By Father Charles P. Keeney
Experiences in grammar school can positively influence a person for the rest of one’s life. This was certainly true for me. In 1965 I graduated from Sacred Heart Grammar School in East Glendale. I had an extremely positive experience as a little child in that parish school, and in the country-style church that is Sacred Heart. The Dominican Sisters, who taught my siblings and me, planted the seeds in us to be lifelong Catholics who appreciated our faith.
Near the end of the second grade, I received the sacraments of first penance and Holy Communion. I wanted to be an altar boy so I gathered the nerve to ask a priest in the parish how that could happen. The priest I asked, Father Donald Berran, said classes would normally begin in September but he made an exception and he trained me every Saturday morning to learn the Latin prayers and movements around the altar. He was new and I was his first altar boy (even today when we meet he
reminds me of this fact).
My family moved to Elmhurst when I was in college, so my very-pleasant association with Sacred Heart came to an end. The seeds of faith and vocation that were planted in me there continued to grow into Catholic high school, college, and the Seminary in Huntington. I was ordained a priest in 1978 and served in many different parishes and institutions of this diocese, in which I now work as the Director of the Missions.
A few weeks ago, pastors were notified of an additional special collection for the visiting missionaries who could not make their summer appeals because of the coronavirus. The pastor of Sacred Heart Parish, Father Fred Marano, called and asked if I would like to make the appeal in person. I was delighted to say yes. I have said Mass many places, even around the
world, but I never said a parish Mass in Sacred Heart. It was like going home.
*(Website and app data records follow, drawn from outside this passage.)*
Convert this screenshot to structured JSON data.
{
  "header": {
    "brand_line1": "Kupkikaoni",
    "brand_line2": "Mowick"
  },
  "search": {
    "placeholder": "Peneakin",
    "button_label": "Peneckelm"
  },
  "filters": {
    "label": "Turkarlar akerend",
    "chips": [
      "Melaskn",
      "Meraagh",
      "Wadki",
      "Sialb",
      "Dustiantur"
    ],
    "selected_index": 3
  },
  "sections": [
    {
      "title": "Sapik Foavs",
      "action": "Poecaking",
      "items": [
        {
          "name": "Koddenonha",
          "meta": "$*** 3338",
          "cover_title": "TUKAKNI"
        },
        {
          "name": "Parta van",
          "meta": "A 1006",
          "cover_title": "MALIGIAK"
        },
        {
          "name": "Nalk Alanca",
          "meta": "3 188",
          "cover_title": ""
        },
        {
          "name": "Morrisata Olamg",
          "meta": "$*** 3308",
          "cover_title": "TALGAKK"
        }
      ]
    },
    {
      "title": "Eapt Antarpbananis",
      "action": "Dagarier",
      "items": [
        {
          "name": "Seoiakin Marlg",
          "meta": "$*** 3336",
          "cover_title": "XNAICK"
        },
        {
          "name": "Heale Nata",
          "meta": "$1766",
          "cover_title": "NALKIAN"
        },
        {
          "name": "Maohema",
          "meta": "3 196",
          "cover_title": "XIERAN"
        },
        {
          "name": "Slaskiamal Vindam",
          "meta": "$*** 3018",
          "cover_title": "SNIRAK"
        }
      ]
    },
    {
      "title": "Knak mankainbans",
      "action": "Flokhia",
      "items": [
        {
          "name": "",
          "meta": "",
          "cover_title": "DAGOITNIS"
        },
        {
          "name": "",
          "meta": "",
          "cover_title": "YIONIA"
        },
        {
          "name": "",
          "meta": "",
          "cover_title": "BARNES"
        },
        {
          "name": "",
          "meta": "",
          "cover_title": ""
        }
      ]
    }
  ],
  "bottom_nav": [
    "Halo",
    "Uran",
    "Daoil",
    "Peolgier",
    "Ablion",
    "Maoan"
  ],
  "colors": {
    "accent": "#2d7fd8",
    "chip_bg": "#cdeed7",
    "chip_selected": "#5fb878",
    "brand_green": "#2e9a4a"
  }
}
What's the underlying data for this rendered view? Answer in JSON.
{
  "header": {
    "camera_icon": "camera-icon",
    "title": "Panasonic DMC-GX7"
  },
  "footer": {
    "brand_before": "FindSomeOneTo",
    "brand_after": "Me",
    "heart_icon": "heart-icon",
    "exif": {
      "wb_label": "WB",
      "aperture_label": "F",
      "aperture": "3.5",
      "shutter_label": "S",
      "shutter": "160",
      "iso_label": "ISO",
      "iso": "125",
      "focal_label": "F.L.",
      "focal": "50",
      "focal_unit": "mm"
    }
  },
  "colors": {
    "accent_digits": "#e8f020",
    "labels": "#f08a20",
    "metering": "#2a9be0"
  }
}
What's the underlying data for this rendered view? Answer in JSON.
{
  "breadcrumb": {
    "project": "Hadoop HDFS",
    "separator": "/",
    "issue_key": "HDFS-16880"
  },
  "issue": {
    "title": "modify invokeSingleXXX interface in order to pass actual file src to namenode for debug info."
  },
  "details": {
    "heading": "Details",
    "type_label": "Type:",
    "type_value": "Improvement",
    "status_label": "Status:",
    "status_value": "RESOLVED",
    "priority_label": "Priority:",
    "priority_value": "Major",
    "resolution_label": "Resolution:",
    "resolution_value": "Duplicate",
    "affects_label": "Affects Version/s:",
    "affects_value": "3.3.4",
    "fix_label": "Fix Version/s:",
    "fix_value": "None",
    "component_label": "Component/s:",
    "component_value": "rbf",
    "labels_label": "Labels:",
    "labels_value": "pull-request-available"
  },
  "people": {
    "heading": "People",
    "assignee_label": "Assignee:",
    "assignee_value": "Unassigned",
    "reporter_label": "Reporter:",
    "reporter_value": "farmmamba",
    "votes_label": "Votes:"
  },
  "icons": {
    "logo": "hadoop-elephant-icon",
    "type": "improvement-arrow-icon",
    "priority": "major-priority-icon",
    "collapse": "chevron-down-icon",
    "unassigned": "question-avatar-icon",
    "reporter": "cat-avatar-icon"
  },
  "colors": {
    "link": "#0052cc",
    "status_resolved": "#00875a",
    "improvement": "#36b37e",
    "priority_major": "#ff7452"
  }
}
On the weekend of Nov. 21 and 22, I shared at the various Masses that I was a product of the parish. I told them I received many of my sacraments there and often served Mass in this sanctuary, but never before had the opportunity to celebrate a parish Mass or preach at Sacred Heart. The people were very responsive and generous to the appeal I made about the missions in general and one mission in particular in the African country of Tanzania. Sister Noreen Carroll, formerly Sister Timothy Maureen, was among the parishioners I spoke with after one of the Masses. She taught back in the 1960s when I attended as a boy! We enjoyed reconnecting after so many years.
Afterward, I felt fulfilled on many levels. I got a chance to work as the Director of the Missions, to teach about the missionary work and needs in our church, and most importantly, to thank the good priests, sisters, and parishioners of Sacred Heart for helping me live the life and vocation of a priest of Brooklyn for the past four decades. I think the priests, sisters, and people of the parish were also grateful that one of their own was ministering to them that day in Glendale. They also felt proud that their former altar boy had ministered to so many other people in many different places for so long.
There are many good people in all of our 179 parishes; I hope other pastors follow the example of Father Fred Marano and invite me to promote the missions in their parishes. Even without the homecoming I experienced, it would be fulfilling to promote the missionary work of our church.
Father Keeney is the diocesan director for the Propagation of the Faith.